|Cooperative Classification||A63B22/0005, A63B2022/0041, A63B23/0405, A63B2225/09, A63B21/159, A63B22/001, A63B21/0557, A63B22/0007, A63B2208/0228, A63B2022/0623, A63B21/015, A63B21/00065, A63B21/0421, A63B23/03525, A63B21/0552, A63B21/068, A63B2210/50, A63B21/0555, A63B22/0605, A63B22/0089|
|European Classification||A63B22/06C, A63B21/15L, A63B23/035C2, A63B21/068, A63B21/055D, A63B22/00A4, A63B22/00A6|
|May 8, 1997||AS||Assignment|
Owner name: EXERFUN, INC., GEORGIA
Free format text: ASSIGNMENT OF ASSIGNORS INTEREST;ASSIGNORS:OLSCHANSKY, BRAD;OLSCHANSKY, SCOTT;GORDON, JOEL D.;REEL/FRAME:008496/0684
Effective date: 19961011
|Aug 17, 2001||FPAY||Fee payment|
Year of fee payment: 4
|Sep 21, 2005||REMI||Maintenance fee reminder mailed|
|Jan 17, 2006||FPAY||Fee payment|
Year of fee payment: 8
|Jan 17, 2006||SULP||Surcharge for late payment|
Year of fee payment: 7
|Oct 5, 2009||REMI||Maintenance fee reminder mailed|
|Mar 3, 2010||LAPS||Lapse for failure to pay maintenance fees|

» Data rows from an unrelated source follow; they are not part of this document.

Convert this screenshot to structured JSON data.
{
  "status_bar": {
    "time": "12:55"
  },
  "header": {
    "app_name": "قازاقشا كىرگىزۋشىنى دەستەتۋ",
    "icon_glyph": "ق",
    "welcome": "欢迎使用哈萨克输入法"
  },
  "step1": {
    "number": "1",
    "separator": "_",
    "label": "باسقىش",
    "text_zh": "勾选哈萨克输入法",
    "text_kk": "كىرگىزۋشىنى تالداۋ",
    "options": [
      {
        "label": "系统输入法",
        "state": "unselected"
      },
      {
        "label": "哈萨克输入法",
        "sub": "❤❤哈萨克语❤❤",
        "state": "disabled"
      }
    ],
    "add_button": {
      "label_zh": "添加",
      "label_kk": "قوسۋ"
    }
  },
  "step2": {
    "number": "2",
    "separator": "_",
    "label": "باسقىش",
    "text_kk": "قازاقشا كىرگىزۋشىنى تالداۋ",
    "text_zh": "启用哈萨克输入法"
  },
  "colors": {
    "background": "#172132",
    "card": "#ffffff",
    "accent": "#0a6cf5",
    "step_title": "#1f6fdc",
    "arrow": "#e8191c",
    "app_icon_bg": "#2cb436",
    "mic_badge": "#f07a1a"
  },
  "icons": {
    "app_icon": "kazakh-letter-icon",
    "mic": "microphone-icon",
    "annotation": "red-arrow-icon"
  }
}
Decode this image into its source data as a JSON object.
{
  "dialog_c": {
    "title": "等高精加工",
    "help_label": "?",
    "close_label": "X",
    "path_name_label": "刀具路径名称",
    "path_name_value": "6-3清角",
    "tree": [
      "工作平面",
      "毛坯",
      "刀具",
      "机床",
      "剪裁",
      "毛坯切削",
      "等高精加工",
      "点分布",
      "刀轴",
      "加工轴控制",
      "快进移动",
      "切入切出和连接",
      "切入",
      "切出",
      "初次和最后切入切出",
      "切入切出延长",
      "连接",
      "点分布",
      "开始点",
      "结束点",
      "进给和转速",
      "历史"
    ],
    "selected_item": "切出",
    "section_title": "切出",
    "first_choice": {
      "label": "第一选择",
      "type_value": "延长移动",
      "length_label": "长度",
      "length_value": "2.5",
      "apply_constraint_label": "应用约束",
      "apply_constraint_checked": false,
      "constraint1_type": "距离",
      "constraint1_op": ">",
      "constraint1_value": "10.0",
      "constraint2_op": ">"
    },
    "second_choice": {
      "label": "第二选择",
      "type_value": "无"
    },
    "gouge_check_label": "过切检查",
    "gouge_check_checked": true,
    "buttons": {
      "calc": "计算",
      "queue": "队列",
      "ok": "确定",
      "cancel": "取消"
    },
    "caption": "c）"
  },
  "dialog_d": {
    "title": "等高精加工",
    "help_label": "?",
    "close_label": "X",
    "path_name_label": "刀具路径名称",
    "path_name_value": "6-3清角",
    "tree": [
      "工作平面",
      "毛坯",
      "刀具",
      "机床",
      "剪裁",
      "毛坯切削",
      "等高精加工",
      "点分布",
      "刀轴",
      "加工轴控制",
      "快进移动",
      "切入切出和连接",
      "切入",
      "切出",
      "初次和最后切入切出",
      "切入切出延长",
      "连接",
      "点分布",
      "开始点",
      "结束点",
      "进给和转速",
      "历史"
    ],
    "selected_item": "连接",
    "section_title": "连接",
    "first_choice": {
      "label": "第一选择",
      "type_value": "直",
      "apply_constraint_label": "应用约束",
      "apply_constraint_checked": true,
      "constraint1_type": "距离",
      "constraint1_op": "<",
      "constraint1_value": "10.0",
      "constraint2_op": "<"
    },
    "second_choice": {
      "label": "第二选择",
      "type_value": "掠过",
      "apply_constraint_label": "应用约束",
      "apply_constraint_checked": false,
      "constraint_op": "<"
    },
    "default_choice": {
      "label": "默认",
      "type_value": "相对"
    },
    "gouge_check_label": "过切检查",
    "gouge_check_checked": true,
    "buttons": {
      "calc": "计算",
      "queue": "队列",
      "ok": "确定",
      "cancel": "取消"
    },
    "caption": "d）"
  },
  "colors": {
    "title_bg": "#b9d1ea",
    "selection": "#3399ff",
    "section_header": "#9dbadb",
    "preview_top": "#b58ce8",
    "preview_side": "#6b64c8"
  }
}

|Apr 20, 2010||FP||Expired due to failure to pay maintenance fee|
Effective date: 20100303